- SUPPLIED MATERIAL:
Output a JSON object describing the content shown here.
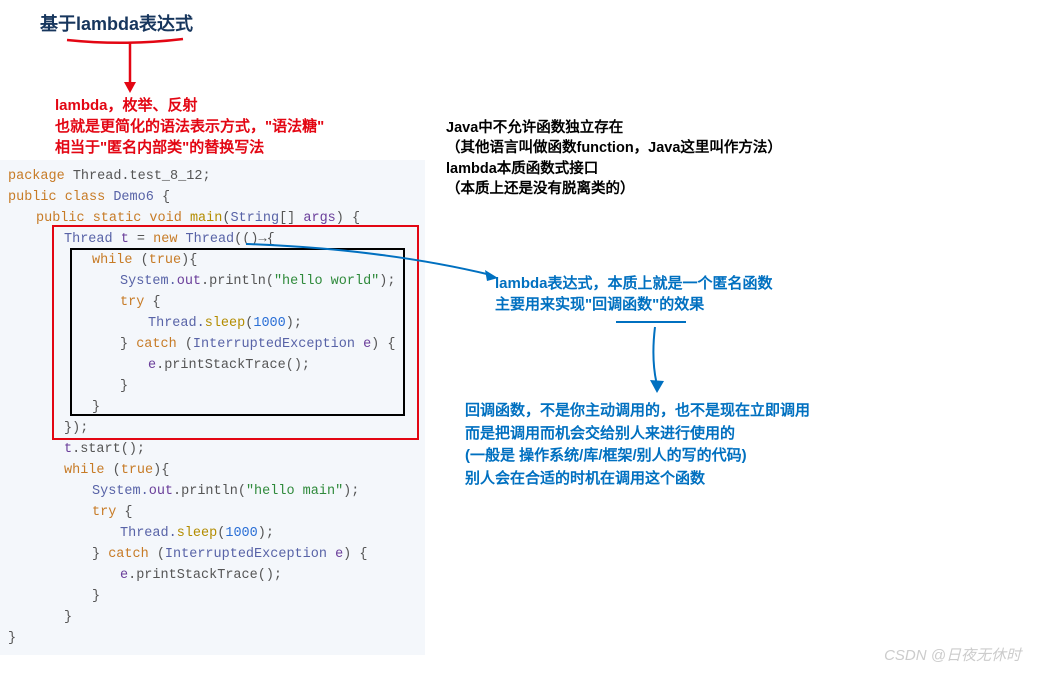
{
  "title": {
    "prefix": "基于",
    "keyword": "lambda",
    "suffix": "表达式"
  },
  "red_note": {
    "l1": "lambda，枚举、反射",
    "l2": "也就是更简化的语法表示方式，\"语法糖\"",
    "l3": "相当于\"匿名内部类\"的替换写法"
  },
  "black_note": {
    "l1": "Java中不允许函数独立存在",
    "l2": "（其他语言叫做函数function，Java这里叫作方法）",
    "l3": "lambda本质函数式接口",
    "l4": "（本质上还是没有脱离类的）"
  },
  "blue_note_1": {
    "l1": "lambda表达式，本质上就是一个匿名函数",
    "l2": "主要用来实现\"回调函数\"的效果"
  },
  "blue_note_2": {
    "l1": "回调函数，不是你主动调用的，也不是现在立即调用",
    "l2": "而是把调用而机会交给别人来进行使用的",
    "l3": "(一般是 操作系统/库/框架/别人的写的代码)",
    "l4": "别人会在合适的时机在调用这个函数"
  },
  "code": {
    "l1": {
      "a": "package ",
      "b": "Thread.test_8_12",
      ";": ""
    },
    "l2": {
      "a": "public class ",
      "b": "Demo6",
      " {": ""
    },
    "l3": {
      "a": "public static void ",
      "b": "main",
      "c": "(",
      "d": "String",
      "e": "[] ",
      "f": "args",
      "g": ") {"
    },
    "l4": {
      "a": "Thread ",
      "b": "t",
      " = ": "",
      "c": "new ",
      "d": "Thread",
      "e": "(()",
      "arrow": "→",
      "f": "{"
    },
    "l5": {
      "a": "while ",
      "b": "(",
      "c": "true",
      "d": "){"
    },
    "l6": {
      "a": "System.",
      "b": "out",
      "c": ".println(",
      "d": "\"hello world\"",
      "e": ");"
    },
    "l7": {
      "a": "try ",
      "b": "{"
    },
    "l8": {
      "a": "Thread.",
      "b": "sleep",
      "c": "(",
      "d": "1000",
      "e": ");"
    },
    "l9": {
      "a": "} ",
      "b": "catch ",
      "c": "(",
      "d": "InterruptedException ",
      "e": "e",
      "f": ") {"
    },
    "l10": {
      "a": "e",
      "b": ".printStackTrace();"
    },
    "l11": "}",
    "l12": "}",
    "l13": "});",
    "l14": {
      "a": "t",
      "b": ".start();"
    },
    "l15": {
      "a": "while ",
      "b": "(",
      "c": "true",
      "d": "){"
    },
    "l16": {
      "a": "System.",
      "b": "out",
      "c": ".println(",
      "d": "\"hello main\"",
      "e": ");"
    },
    "l17": {
      "a": "try ",
      "b": "{"
    },
    "l18": {
      "a": "Thread.",
      "b": "sleep",
      "c": "(",
      "d": "1000",
      "e": ");"
    },
    "l19": {
      "a": "} ",
      "b": "catch ",
      "c": "(",
      "d": "InterruptedException ",
      "e": "e",
      "f": ") {"
    },
    "l20": {
      "a": "e",
      "b": ".printStackTrace();"
    },
    "l21": "}",
    "l22": "}",
    "l23": "}"
  },
  "watermark": "CSDN @日夜无休时"
}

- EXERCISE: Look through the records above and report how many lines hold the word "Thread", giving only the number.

- OUTPUT FOR THIS TASK: 5